Using Health Insurance Subsidies
As Seen in the Fort Bend Independent
Most individuals and families know about the new healthcare exchange that was created by the Affordable Care Act (ACA). However, most don’t realize that a premium tax credit, aka “subsidy,” to help pay for their health insurance premiums is available to many, and in particular, to those who are retired but not yet eligible for Medicare.
The health insurance subsidies are a premium tax credit, which is designed to help pay your monthly health insurance premiums. In order to be eligible, you must apply for the premium tax credit on www.healthcare.gov.
In general, those earning between 100 and 400 percent of the federal poverty level can qualify for the premium tax credit health insurance subsidy.
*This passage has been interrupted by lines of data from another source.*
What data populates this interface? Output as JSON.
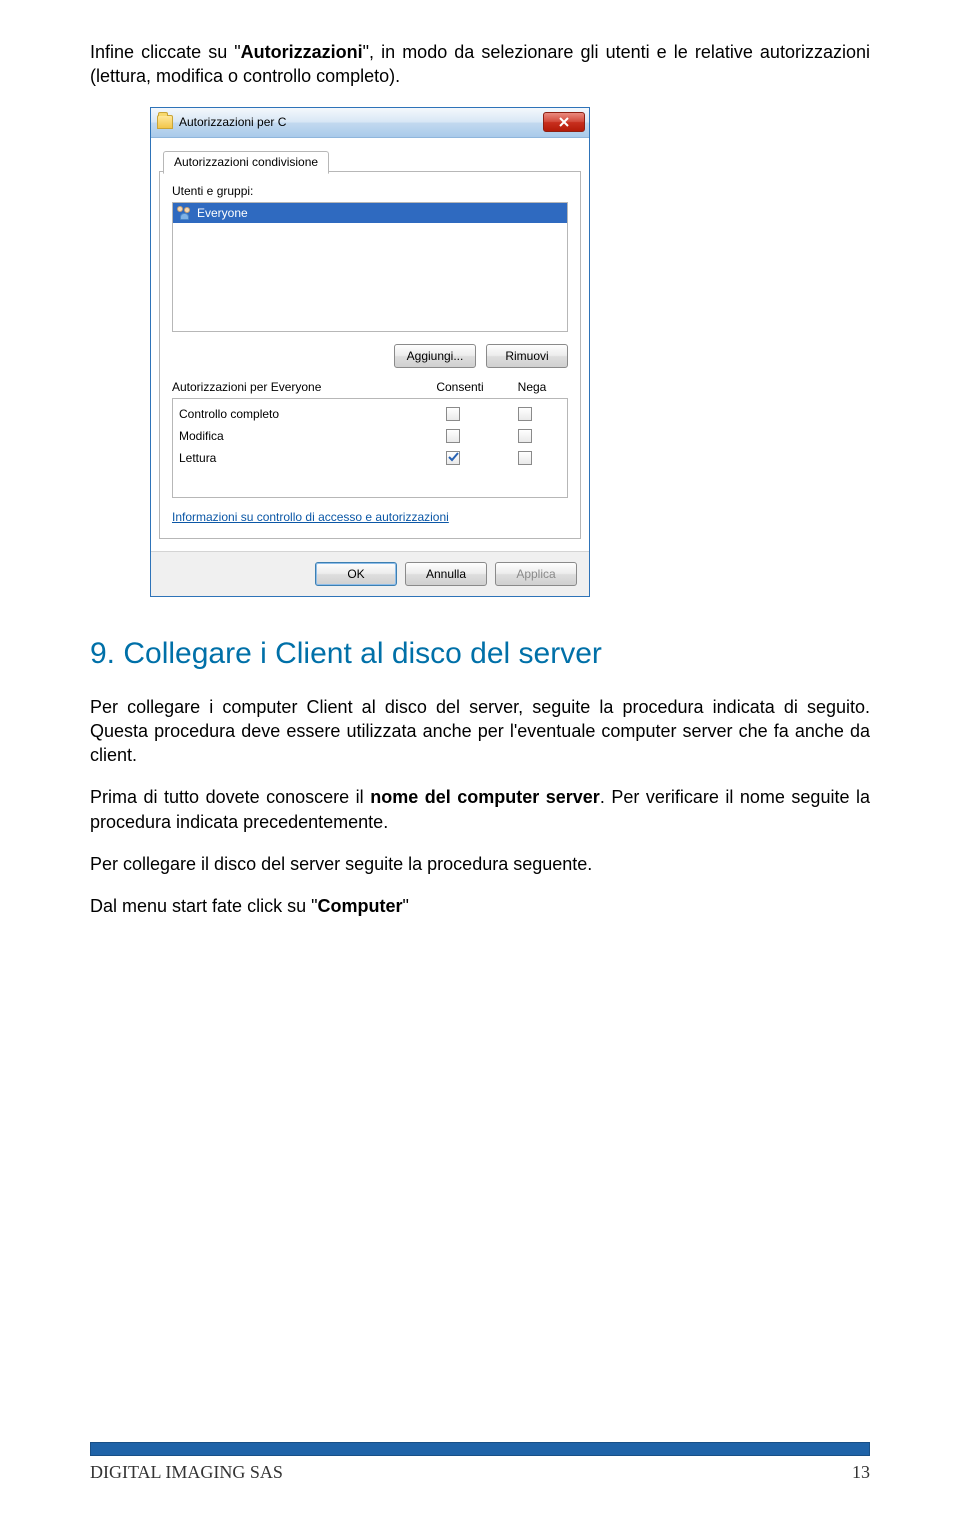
{
  "intro": {
    "p1a": "Infine cliccate su \"",
    "p1b": "Autorizzazioni",
    "p1c": "\", in modo da selezionare gli utenti e le relative autorizzazioni (lettura, modifica o controllo completo)."
  },
  "dialog": {
    "title": "Autorizzazioni per C",
    "tab": "Autorizzazioni condivisione",
    "users_label": "Utenti e gruppi:",
    "users": [
      {
        "name": "Everyone",
        "selected": true
      }
    ],
    "add_btn": "Aggiungi...",
    "remove_btn": "Rimuovi",
    "perm_label": "Autorizzazioni per Everyone",
    "col_allow": "Consenti",
    "col_deny": "Nega",
    "rows": [
      {
        "label": "Controllo completo",
        "allow": false,
        "deny": false
      },
      {
        "label": "Modifica",
        "allow": false,
        "deny": false
      },
      {
        "label": "Lettura",
        "allow": true,
        "deny": false
      }
    ],
    "info_link": "Informazioni su controllo di accesso e autorizzazioni",
    "ok": "OK",
    "cancel": "Annulla",
    "apply": "Applica"
  },
  "section": {
    "heading": "9. Collegare i Client al disco del server",
    "p1": "Per collegare i computer Client al disco del server, seguite la procedura indicata di seguito. Questa procedura deve essere utilizzata anche per l'eventuale computer server che fa anche da client.",
    "p2a": "Prima di tutto dovete conoscere il ",
    "p2b": "nome del computer server",
    "p2c": ". Per verificare il nome seguite la procedura indicata precedentemente.",
    "p3": "Per collegare il disco del server seguite la procedura seguente.",
    "p4a": "Dal menu start fate click su \"",
    "p4b": "Computer",
    "p4c": "\""
  },
  "footer": {
    "left": "DIGITAL IMAGING SAS",
    "right": "13"
  }
}
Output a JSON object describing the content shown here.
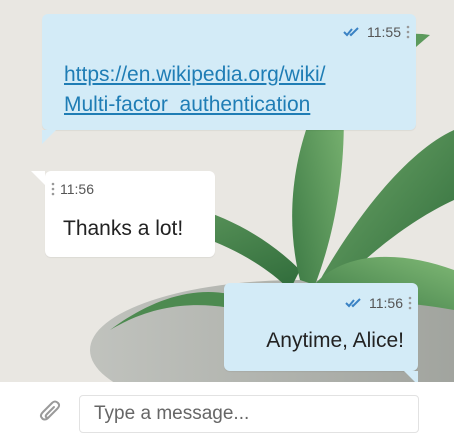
{
  "colors": {
    "outgoing_bubble": "#d3ebf7",
    "incoming_bubble": "#ffffff",
    "link": "#1f7db5",
    "read_ticks": "#3a82c4"
  },
  "messages": [
    {
      "direction": "outgoing",
      "time": "11:55",
      "status_icon": "double-check-icon",
      "link_parts": [
        "https://en.wikipedia.org/wiki/",
        "Multi-factor_authentication"
      ]
    },
    {
      "direction": "incoming",
      "time": "11:56",
      "text": "Thanks a lot!"
    },
    {
      "direction": "outgoing",
      "time": "11:56",
      "status_icon": "double-check-icon",
      "text": "Anytime, Alice!"
    }
  ],
  "composer": {
    "attach_icon": "paperclip-icon",
    "placeholder": "Type a message..."
  }
}
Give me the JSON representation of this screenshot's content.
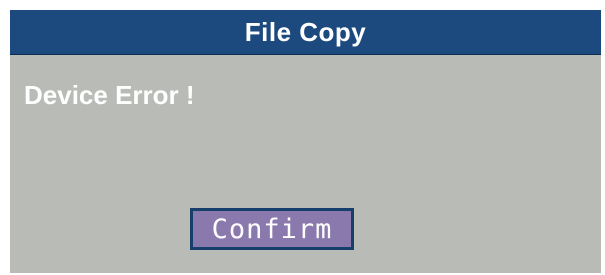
{
  "dialog": {
    "title": "File Copy",
    "message": "Device Error !",
    "confirm_label": "Confirm"
  },
  "colors": {
    "titlebar": "#1c4a7e",
    "background": "#b9bcb6",
    "button": "#8a79ad",
    "button_border": "#173f6b",
    "text": "#ffffff"
  }
}
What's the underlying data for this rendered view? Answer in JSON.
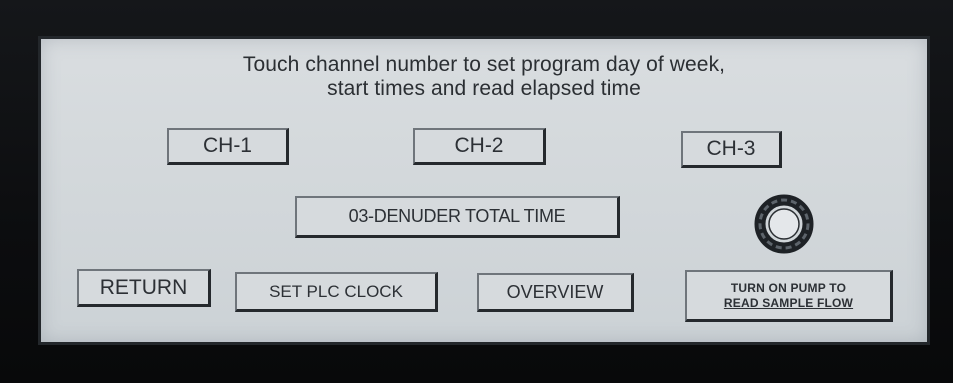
{
  "screen": {
    "instruction_line1": "Touch channel number to set program day of week,",
    "instruction_line2": "start times and read elapsed time"
  },
  "channels": [
    {
      "label": "CH-1"
    },
    {
      "label": "CH-2"
    },
    {
      "label": "CH-3"
    }
  ],
  "denuder_button": {
    "label": "03-DENUDER TOTAL TIME"
  },
  "status_icon": "ring-indicator-icon",
  "bottom_buttons": {
    "return_label": "RETURN",
    "set_clock_label": "SET PLC CLOCK",
    "overview_label": "OVERVIEW",
    "pump_line1": "TURN ON PUMP TO",
    "pump_line2": "READ SAMPLE FLOW"
  },
  "colors": {
    "screen_background": "#d6dadd",
    "text": "#2c3035",
    "bezel": "#0d0e10"
  }
}
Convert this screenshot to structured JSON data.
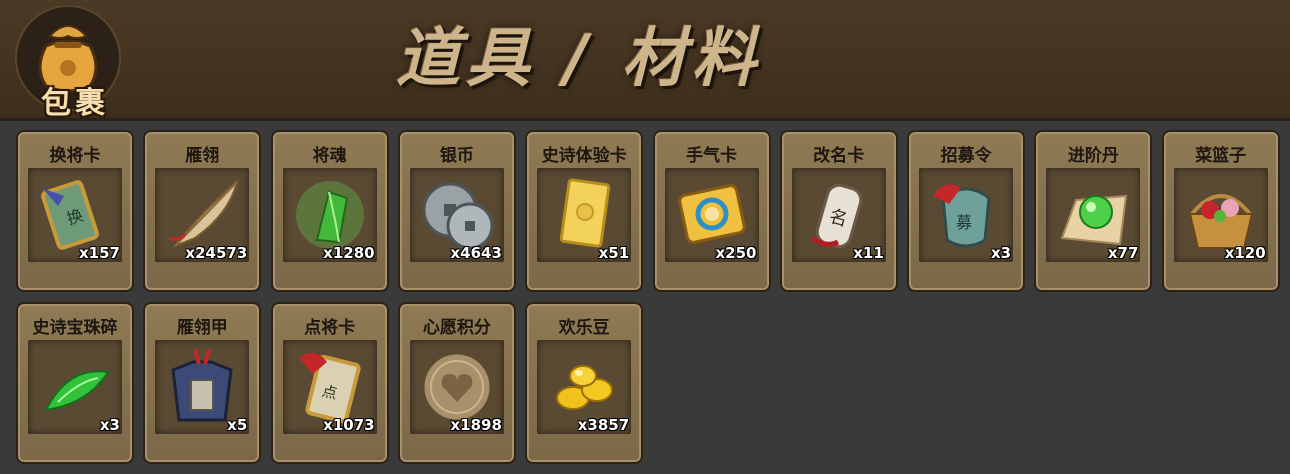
{
  "header": {
    "bag_label": "包裹",
    "title": "道具 / 材料"
  },
  "items": [
    {
      "name": "换将卡",
      "count": "x157",
      "icon": "swap-general-card-icon"
    },
    {
      "name": "雁翎",
      "count": "x24573",
      "icon": "feather-icon"
    },
    {
      "name": "将魂",
      "count": "x1280",
      "icon": "green-crystal-icon"
    },
    {
      "name": "银币",
      "count": "x4643",
      "icon": "silver-coin-icon"
    },
    {
      "name": "史诗体验卡",
      "count": "x51",
      "icon": "gold-card-icon"
    },
    {
      "name": "手气卡",
      "count": "x250",
      "icon": "luck-card-icon"
    },
    {
      "name": "改名卡",
      "count": "x11",
      "icon": "rename-card-icon"
    },
    {
      "name": "招募令",
      "count": "x3",
      "icon": "recruit-token-icon"
    },
    {
      "name": "进阶丹",
      "count": "x77",
      "icon": "green-pill-icon"
    },
    {
      "name": "菜篮子",
      "count": "x120",
      "icon": "flower-basket-icon"
    },
    {
      "name": "史诗宝珠碎",
      "count": "x3",
      "icon": "green-shard-icon"
    },
    {
      "name": "雁翎甲",
      "count": "x5",
      "icon": "armor-icon"
    },
    {
      "name": "点将卡",
      "count": "x1073",
      "icon": "select-general-card-icon"
    },
    {
      "name": "心愿积分",
      "count": "x1898",
      "icon": "heart-coin-icon"
    },
    {
      "name": "欢乐豆",
      "count": "x3857",
      "icon": "gold-beans-icon"
    }
  ]
}
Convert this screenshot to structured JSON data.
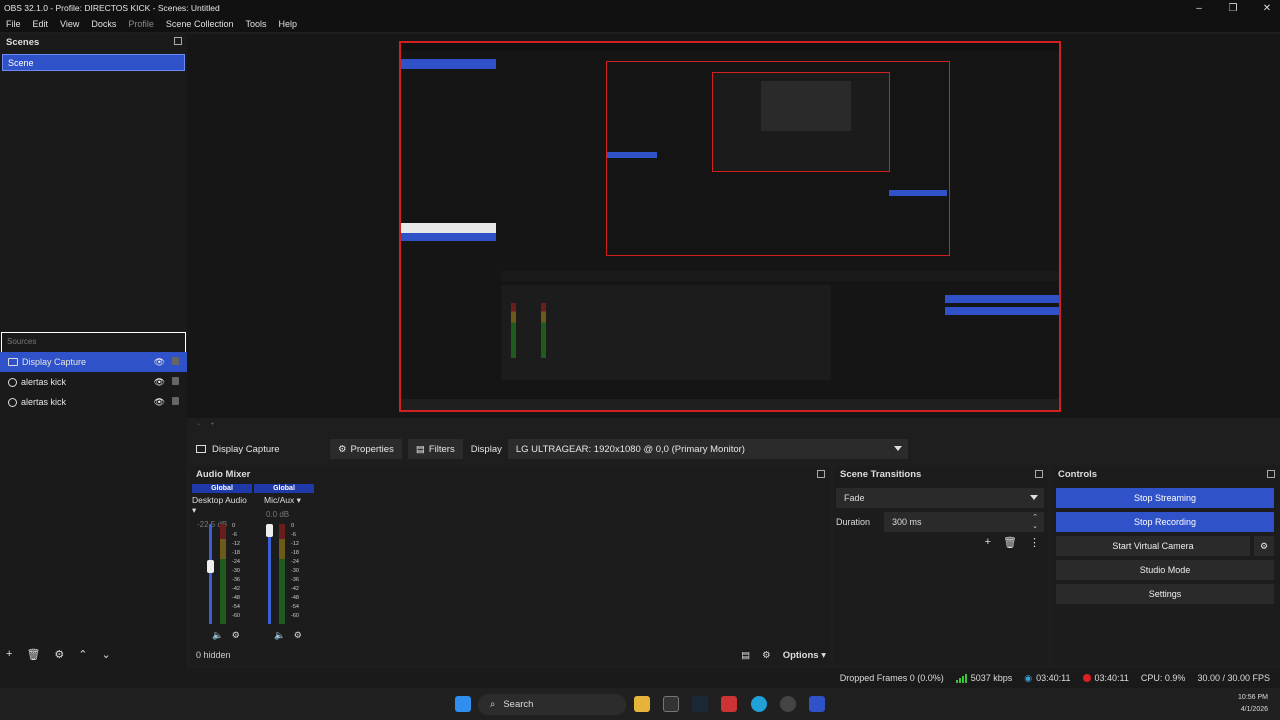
{
  "window": {
    "title": "OBS 32.1.0 - Profile: DIRECTOS KICK - Scenes: Untitled"
  },
  "menu": [
    "File",
    "Edit",
    "View",
    "Docks",
    "Profile",
    "Scene Collection",
    "Tools",
    "Help"
  ],
  "scenes": {
    "title": "Scenes",
    "items": [
      "Scene"
    ]
  },
  "sources": {
    "title": "Sources",
    "items": [
      {
        "label": "Display Capture",
        "icon": "monitor-icon"
      },
      {
        "label": "alertas kick",
        "icon": "globe-icon"
      },
      {
        "label": "alertas kick",
        "icon": "globe-icon"
      }
    ]
  },
  "context": {
    "source_name": "Display Capture",
    "properties": "Properties",
    "filters": "Filters",
    "display_label": "Display",
    "display_value": "LG ULTRAGEAR: 1920x1080 @ 0,0 (Primary Monitor)"
  },
  "mixer": {
    "title": "Audio Mixer",
    "channels": [
      {
        "badge": "Global",
        "name": "Desktop Audio",
        "db": "-22.5 dB",
        "level": 0.6
      },
      {
        "badge": "Global",
        "name": "Mic/Aux",
        "db": "0.0 dB",
        "level": 1.0
      }
    ],
    "scale": [
      "0",
      "-6",
      "-12",
      "-18",
      "-24",
      "-30",
      "-36",
      "-42",
      "-48",
      "-54",
      "-60"
    ],
    "hidden": "0 hidden",
    "options": "Options"
  },
  "transitions": {
    "title": "Scene Transitions",
    "type": "Fade",
    "duration_label": "Duration",
    "duration_value": "300 ms"
  },
  "controls": {
    "title": "Controls",
    "buttons": [
      "Stop Streaming",
      "Stop Recording",
      "Start Virtual Camera",
      "Studio Mode",
      "Settings"
    ]
  },
  "status": {
    "dropped": "Dropped Frames 0 (0.0%)",
    "bitrate": "5037 kbps",
    "stream_time": "03:40:11",
    "rec_time": "03:40:11",
    "cpu": "CPU: 0.9%",
    "fps": "30.00 / 30.00 FPS"
  },
  "taskbar": {
    "search": "Search",
    "time": "10:56 PM",
    "date": "4/1/2026"
  },
  "colors": {
    "accent": "#2f52c8",
    "preview_border": "#d02020",
    "recording": "#e02020",
    "stream": "#3aa0e0"
  }
}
Even if you are employed and have access to health insurance, you may qualify if your employer doesn’t offer you what is considered affordable health insurance, meaning that the plan must pay for at least 60 percent of covered benefits, or that the premiums cannot exceed more than 9.66 percent of your annual household income.
It’s important to note that qualifying for a subsidy is solely based on income, not available assets. If you qualify, you can choose to receive the subsidy as a reduction on your monthly health insurance premiums or as a lump sum tax credit.
For example, if both spouses retire at age 60, they will need health insurance to bridge the gap until they are eligible for Medicare. Depending on the makeup of their investment portfolio, their income can be structured to fund their living expenses and keep them between 100 and 400 percent of the federal poverty level, which could then qualify them for a health insurance subsidy. Assuming this couple has $40,000 of taxable income, they would qualify for approximately a $11,950 premium tax credit in 2016, which would save them around $996 per month for a “silver” health insurance plan. This is a substantial cost reduction that you should not overlook if you are in a similar situation.
This strategy works well for those who retire early and have after-tax accounts from which they can take withdrawals to fund their living expenses until turning age 65. Taking withdrawals from after-tax funds can keep their taxable income low enough to potentially qualify for the health insurance subsidies, especially since most will not yet be receiving Social Security income. If you have only IRA and/or 401(k) assets, it will be more difficult to qualify as IRA and 401(k) income is fully taxable and this income will likely be needed to fund your living expenses.
If you are considering retirement before age 65 or have retired early, please feel free to reach out to us so we can evaluate your potential opportunities for receiving health insurance subsidies.
WJ Interests, LLC, has provided fee-only financial advice to individuals, families and businesses since 1996. For more information, please contact us at email@example.com or 281-634-9400.